# Assignment:
Make an exact copy of all the entries, but do not reproduce the pictures.

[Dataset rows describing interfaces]
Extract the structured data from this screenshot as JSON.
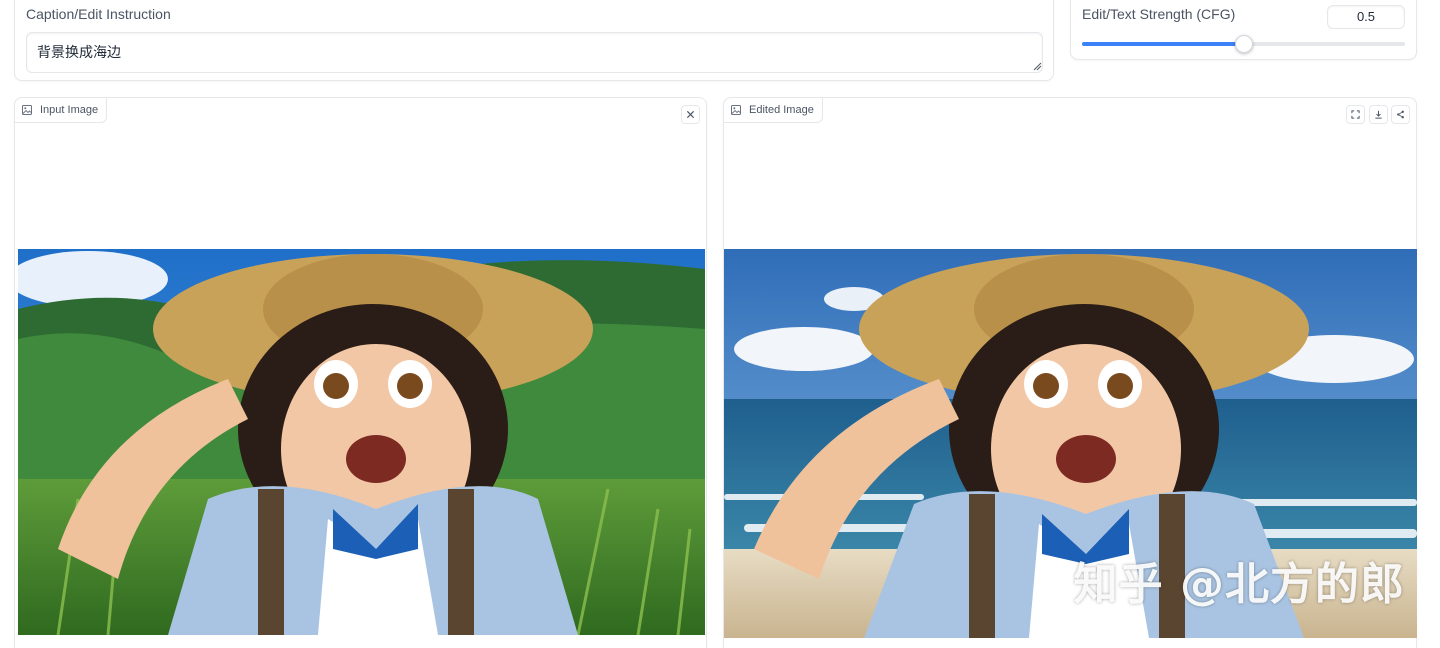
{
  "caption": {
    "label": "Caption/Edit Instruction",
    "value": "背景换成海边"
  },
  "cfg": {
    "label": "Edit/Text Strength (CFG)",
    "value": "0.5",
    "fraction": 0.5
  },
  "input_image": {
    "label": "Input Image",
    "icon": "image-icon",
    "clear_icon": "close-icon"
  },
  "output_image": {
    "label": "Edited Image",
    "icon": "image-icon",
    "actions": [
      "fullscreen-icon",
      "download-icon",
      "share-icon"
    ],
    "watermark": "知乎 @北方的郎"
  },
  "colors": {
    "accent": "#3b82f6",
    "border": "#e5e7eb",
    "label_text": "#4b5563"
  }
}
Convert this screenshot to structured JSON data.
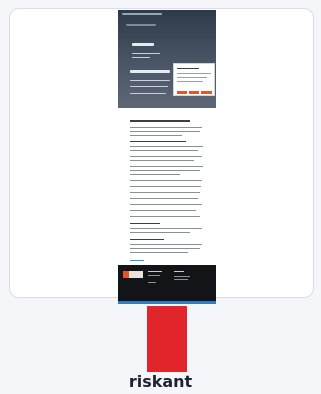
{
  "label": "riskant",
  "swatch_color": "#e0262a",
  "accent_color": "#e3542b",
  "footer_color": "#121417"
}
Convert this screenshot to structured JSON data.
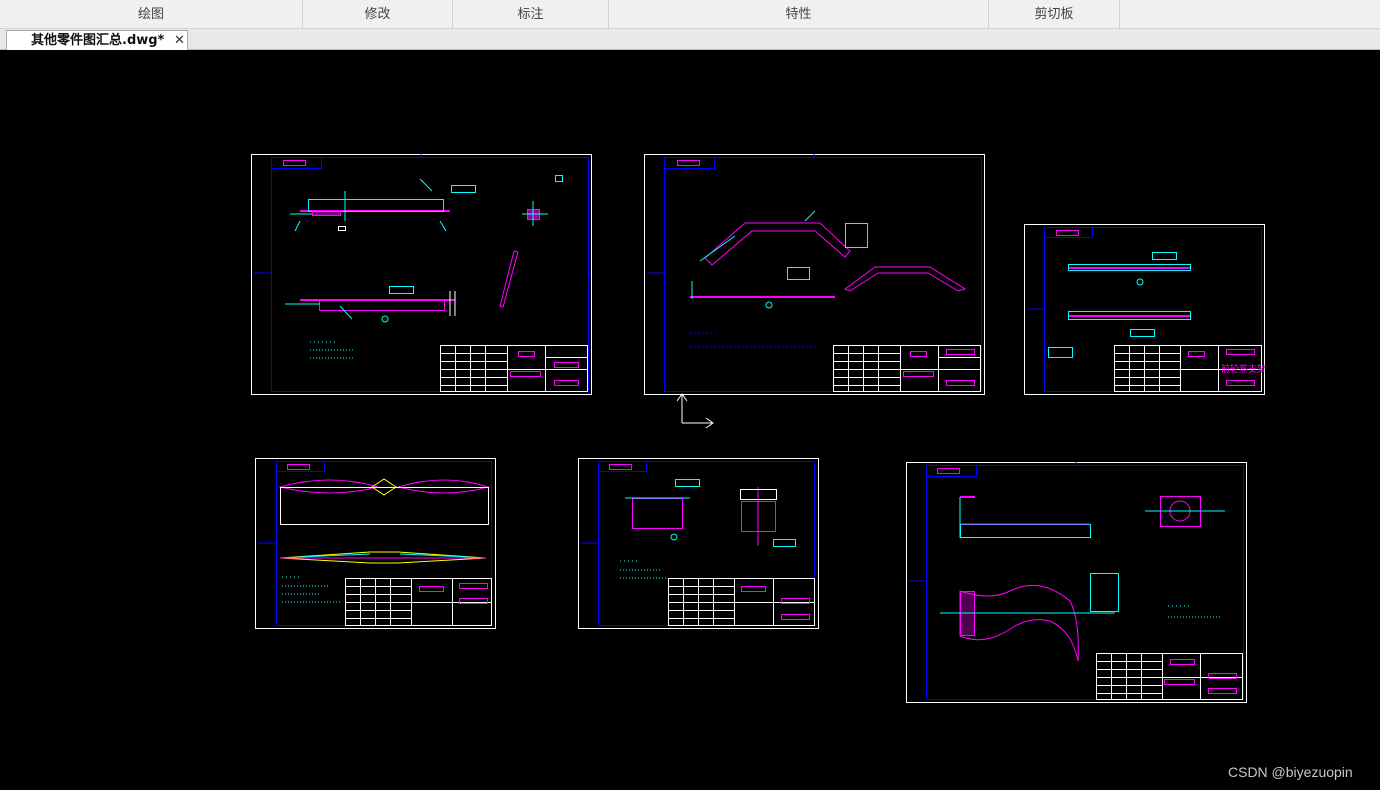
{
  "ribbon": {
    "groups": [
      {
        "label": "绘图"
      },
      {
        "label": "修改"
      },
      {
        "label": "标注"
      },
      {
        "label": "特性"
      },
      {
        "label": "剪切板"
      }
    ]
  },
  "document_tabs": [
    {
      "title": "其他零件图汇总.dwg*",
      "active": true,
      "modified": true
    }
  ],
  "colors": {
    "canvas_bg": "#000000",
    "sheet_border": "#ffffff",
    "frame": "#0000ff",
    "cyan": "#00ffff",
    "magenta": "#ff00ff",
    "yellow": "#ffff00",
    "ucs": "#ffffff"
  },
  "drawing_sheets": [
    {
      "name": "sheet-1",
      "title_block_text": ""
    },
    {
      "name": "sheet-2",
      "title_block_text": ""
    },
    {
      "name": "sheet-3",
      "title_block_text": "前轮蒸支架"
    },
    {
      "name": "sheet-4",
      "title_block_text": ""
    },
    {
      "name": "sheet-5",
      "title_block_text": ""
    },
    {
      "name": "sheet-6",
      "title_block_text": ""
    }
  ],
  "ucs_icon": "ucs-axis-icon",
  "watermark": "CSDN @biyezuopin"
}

# Task solution:
Extract the structured data from this screenshot as JSON.
{
  "caption": {
    "label": "Caption/Edit Instruction",
    "value": "背景换成海边"
  },
  "cfg": {
    "label": "Edit/Text Strength (CFG)",
    "value": "0.5",
    "fraction": 0.5
  },
  "input_image": {
    "label": "Input Image",
    "icon": "image-icon",
    "clear_icon": "close-icon"
  },
  "output_image": {
    "label": "Edited Image",
    "icon": "image-icon",
    "actions": [
      "fullscreen-icon",
      "download-icon",
      "share-icon"
    ],
    "watermark": "知乎 @北方的郎"
  },
  "colors": {
    "accent": "#3b82f6",
    "border": "#e5e7eb",
    "label_text": "#4b5563"
  }
}
Convert this screenshot to structured JSON data.
{
  "label": "riskant",
  "swatch_color": "#e0262a",
  "accent_color": "#e3542b",
  "footer_color": "#121417"
}
Convert this screenshot to structured JSON data.
{
  "ribbon": {
    "groups": [
      {
        "label": "绘图"
      },
      {
        "label": "修改"
      },
      {
        "label": "标注"
      },
      {
        "label": "特性"
      },
      {
        "label": "剪切板"
      }
    ]
  },
  "document_tabs": [
    {
      "title": "其他零件图汇总.dwg*",
      "active": true,
      "modified": true
    }
  ],
  "colors": {
    "canvas_bg": "#000000",
    "sheet_border": "#ffffff",
    "frame": "#0000ff",
    "cyan": "#00ffff",
    "magenta": "#ff00ff",
    "yellow": "#ffff00",
    "ucs": "#ffffff"
  },
  "drawing_sheets": [
    {
      "name": "sheet-1",
      "title_block_text": ""
    },
    {
      "name": "sheet-2",
      "title_block_text": ""
    },
    {
      "name": "sheet-3",
      "title_block_text": "前轮蒸支架"
    },
    {
      "name": "sheet-4",
      "title_block_text": ""
    },
    {
      "name": "sheet-5",
      "title_block_text": ""
    },
    {
      "name": "sheet-6",
      "title_block_text": ""
    }
  ],
  "ucs_icon": "ucs-axis-icon",
  "watermark": "CSDN @biyezuopin"
}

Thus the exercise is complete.